Rick Rule continues:

“They are aiming at slashing the debt to 120% of GDP by 2020.  This means if you believe that all of the assumptions they made are correct, then Greek debt will go from unserviceable to barely serviceable by 2020.  It’s important to remember that the people who are making these assumptions are the same people who made the decision to lend money to Greece in the first place.  This lending has Greece 160% in debt vs their GDP.

I suspect that ultimately we are going to see a Greek default.  Right now we are buying time so that more of the private sector and private banks can unload their Greek paper on the ECB.  This will socialize the losses which have occurred as a result of stupidity on the part of the banks.  As I said earlier, this is a bank bailout, not a bailout of Greece....

“Further, the European community is talking about increasing its ‘firewall.’  This is the amount of euros it holds in reserves for difficult times, up to 750 billion euros.  Given that none of the European countries have 750 billion euros floating around that they can move from an operating account into a rainy day account, one would have to assume this fund will be funded the same way it was in the US.

What this really means is this will be a printing facility.  So 750 billion euros will be counterfeited in this scheme.  We are just picking on Greece because they are in the headlines, but certainly there are difficulties in the rest of the economy.  Italy, Spain, Portugal, Ireland and France all have their own problems.

Remember, Eric, that not too long ago Germany had a failed bond auction.  So I don’t think we are out of the woods in Europe.  In this environment the US dollar may remain strong because people are still focused on Europe.  The US problems, while severe, appear to be less time critical than the European problems.  Investors are looking at Europe, but there is a great deal to be concerned about on the US side as well.”

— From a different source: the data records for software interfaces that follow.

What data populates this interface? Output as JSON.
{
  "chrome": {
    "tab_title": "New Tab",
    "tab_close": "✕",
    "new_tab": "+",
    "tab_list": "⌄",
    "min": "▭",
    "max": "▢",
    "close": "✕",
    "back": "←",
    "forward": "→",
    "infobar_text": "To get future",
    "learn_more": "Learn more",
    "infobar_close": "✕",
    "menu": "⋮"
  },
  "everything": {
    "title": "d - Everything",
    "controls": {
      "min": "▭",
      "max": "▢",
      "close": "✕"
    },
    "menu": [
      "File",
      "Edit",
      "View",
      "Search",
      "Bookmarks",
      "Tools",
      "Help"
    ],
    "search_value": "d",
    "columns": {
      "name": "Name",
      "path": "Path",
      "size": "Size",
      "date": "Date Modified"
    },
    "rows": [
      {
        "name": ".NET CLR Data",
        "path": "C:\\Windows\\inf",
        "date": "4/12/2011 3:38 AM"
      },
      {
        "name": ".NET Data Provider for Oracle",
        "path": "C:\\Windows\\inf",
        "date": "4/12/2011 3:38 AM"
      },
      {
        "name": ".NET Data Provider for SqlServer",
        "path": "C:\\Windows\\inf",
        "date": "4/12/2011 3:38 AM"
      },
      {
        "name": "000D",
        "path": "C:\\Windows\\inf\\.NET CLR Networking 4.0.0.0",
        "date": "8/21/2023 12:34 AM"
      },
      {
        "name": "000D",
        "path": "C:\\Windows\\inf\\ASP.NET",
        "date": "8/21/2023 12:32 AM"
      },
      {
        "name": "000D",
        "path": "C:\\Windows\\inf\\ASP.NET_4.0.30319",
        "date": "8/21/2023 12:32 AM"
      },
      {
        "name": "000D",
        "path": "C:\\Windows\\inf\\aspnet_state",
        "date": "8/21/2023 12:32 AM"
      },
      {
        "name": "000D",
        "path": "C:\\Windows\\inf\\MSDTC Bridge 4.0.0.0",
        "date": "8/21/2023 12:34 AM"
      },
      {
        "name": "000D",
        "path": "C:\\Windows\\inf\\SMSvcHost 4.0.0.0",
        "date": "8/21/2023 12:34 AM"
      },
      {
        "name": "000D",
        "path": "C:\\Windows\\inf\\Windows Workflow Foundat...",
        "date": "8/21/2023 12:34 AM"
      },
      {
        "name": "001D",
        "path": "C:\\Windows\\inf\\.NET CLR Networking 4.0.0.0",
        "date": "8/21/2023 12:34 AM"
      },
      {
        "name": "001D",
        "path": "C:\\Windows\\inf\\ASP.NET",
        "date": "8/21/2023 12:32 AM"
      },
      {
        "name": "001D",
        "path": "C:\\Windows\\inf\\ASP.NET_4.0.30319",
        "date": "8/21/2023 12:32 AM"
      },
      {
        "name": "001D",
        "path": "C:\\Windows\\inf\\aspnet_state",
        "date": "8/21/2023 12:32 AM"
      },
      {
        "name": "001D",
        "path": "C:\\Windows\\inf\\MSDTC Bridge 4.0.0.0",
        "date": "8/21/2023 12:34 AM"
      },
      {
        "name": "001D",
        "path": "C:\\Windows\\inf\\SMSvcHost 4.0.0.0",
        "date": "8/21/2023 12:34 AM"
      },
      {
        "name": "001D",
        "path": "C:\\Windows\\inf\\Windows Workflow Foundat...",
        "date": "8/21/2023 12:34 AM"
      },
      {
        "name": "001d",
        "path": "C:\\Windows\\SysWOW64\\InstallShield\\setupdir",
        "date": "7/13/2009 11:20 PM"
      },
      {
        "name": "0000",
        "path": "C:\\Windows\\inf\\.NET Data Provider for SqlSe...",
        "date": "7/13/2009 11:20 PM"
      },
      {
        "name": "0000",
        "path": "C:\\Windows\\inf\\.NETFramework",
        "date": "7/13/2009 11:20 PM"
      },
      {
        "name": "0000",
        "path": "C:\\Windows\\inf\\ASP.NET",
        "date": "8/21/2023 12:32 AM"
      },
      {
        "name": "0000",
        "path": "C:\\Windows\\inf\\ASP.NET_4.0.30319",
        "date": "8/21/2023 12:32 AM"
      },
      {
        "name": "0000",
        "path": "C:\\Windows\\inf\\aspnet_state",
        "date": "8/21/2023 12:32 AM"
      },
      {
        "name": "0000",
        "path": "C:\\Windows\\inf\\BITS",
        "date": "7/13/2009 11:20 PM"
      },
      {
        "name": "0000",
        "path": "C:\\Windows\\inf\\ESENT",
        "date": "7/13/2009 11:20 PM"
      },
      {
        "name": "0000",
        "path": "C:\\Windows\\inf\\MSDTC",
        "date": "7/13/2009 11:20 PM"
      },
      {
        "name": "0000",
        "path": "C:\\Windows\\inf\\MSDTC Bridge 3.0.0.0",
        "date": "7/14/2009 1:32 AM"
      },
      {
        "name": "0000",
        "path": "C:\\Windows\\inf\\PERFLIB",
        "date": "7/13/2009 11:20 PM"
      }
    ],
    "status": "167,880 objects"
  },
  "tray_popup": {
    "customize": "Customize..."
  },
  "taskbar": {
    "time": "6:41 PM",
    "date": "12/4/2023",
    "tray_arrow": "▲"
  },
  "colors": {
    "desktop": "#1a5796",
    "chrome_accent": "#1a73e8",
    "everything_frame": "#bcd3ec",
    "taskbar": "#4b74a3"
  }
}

When asked how all of this will impact gold, Rule replied, “I think gold will continue to proceed higher.  That doesn’t mean gold can’t have corrections, but much of that volatility is background noise.  Gold competes with fiat currencies as a medium of exchange and gold competes with sovereign debt claims as a medium of storing wealth.

Given the fact that all around the world the sovereigns are busy inflating, that is counterfeiting, it would seem to me that gold faces no competition.  Over time, the depreciation of the competitor has to favor gold in the two to three year time frame.  You know, some value is afforded by scarcity and certainly with regards to fiat currencies there is no scarcity.”

There's no inflation according to Federal Reserve Chairman Bernanke.  The US Dollar is "strong" according Treasury Secretary Geithner.  The economy is in a recovery according to President Obama.

Gas prices are highest ever for this time of year
By Chris Kahn, AP Energy Writer 

NEW YORK (AP) -- Gasoline prices have never been higher this time of the year.

At $3.53 a gallon, prices are already up 25 cents since Jan. 1. And experts say they could reach a record $4.25 a gallon by late April.

"You're going to see a lot more staycations this year," says Michael Lynch, president of Strategic Energy & Economic Research. "When the price gets anywhere near $4, you really see people react."

Already, W. Howard Coudle, a retired machinist from Crestwood, Mo., has seen his monthly gasoline bill rise to $80 from about $60 in December. The closest service station is selling regular for $3.39 per gallon, the highest he's ever seen.

"I guess we're going to have to drive less, consolidate all our errands into one trip," Coudle says. "It's just oppressive."

The surge in gas prices follows an increase in the price of oil.


Wow, gas prices have surged because of a rise in the price of Oil?  I wonder if Gold prices have surged because of a rise in the price of Oil?

Got Gold you can hold?

Got Silver you can squeeze?

It's not too late to accumulate!